• Data to examine:

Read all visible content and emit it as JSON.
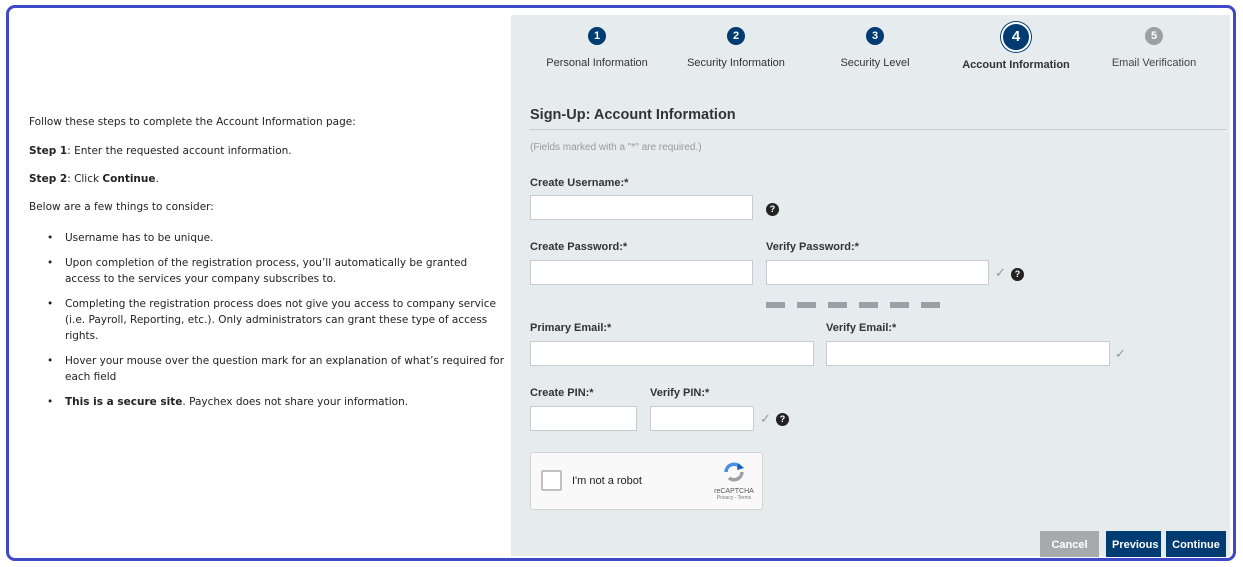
{
  "instructions": {
    "intro": "Follow these steps to complete the Account Information page:",
    "step1_label": "Step 1",
    "step1_text": ": Enter the requested account information.",
    "step2_label": "Step 2",
    "step2_text": ": Click ",
    "step2_bold": "Continue",
    "step2_end": ".",
    "consider": "Below are a few things to consider:",
    "bullets": [
      "Username has to be unique.",
      "Upon completion of the registration process, you’ll automatically be granted access to the services your company subscribes to.",
      "Completing the registration process does not give you access to company service (i.e. Payroll, Reporting, etc.). Only administrators can grant these type of access rights.",
      "Hover your mouse over the question mark for an explanation of what’s required for each field"
    ],
    "last_bullet_bold": "This is a secure site",
    "last_bullet_text": ". Paychex does not share your information."
  },
  "steps": [
    {
      "num": "1",
      "label": "Personal Information"
    },
    {
      "num": "2",
      "label": "Security Information"
    },
    {
      "num": "3",
      "label": "Security Level"
    },
    {
      "num": "4",
      "label": "Account Information"
    },
    {
      "num": "5",
      "label": "Email Verification"
    }
  ],
  "form": {
    "title": "Sign-Up: Account Information",
    "required_note": "(Fields marked with a \"*\" are required.)",
    "username_label": "Create Username:*",
    "password_label": "Create Password:*",
    "verify_password_label": "Verify Password:*",
    "primary_email_label": "Primary Email:*",
    "verify_email_label": "Verify Email:*",
    "pin_label": "Create PIN:*",
    "verify_pin_label": "Verify PIN:*",
    "username_value": "",
    "password_value": "",
    "verify_password_value": "",
    "primary_email_value": "",
    "verify_email_value": "",
    "pin_value": "",
    "verify_pin_value": ""
  },
  "captcha": {
    "label": "I'm not a robot",
    "brand": "reCAPTCHA",
    "terms": "Privacy - Terms"
  },
  "buttons": {
    "cancel": "Cancel",
    "previous": "Previous",
    "continue": "Continue"
  },
  "colors": {
    "primary": "#003b71",
    "cancel": "#a7aaad",
    "panel": "#e6ebee",
    "frame": "#3d49c8"
  },
  "icons": {
    "help": "question-circle-icon",
    "check": "checkmark-icon"
  }
}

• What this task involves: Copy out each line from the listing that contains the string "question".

• Exercise output:
      "Hover your mouse over the question mark for an explanation of what’s required for each field"
    "help": "question-circle-icon",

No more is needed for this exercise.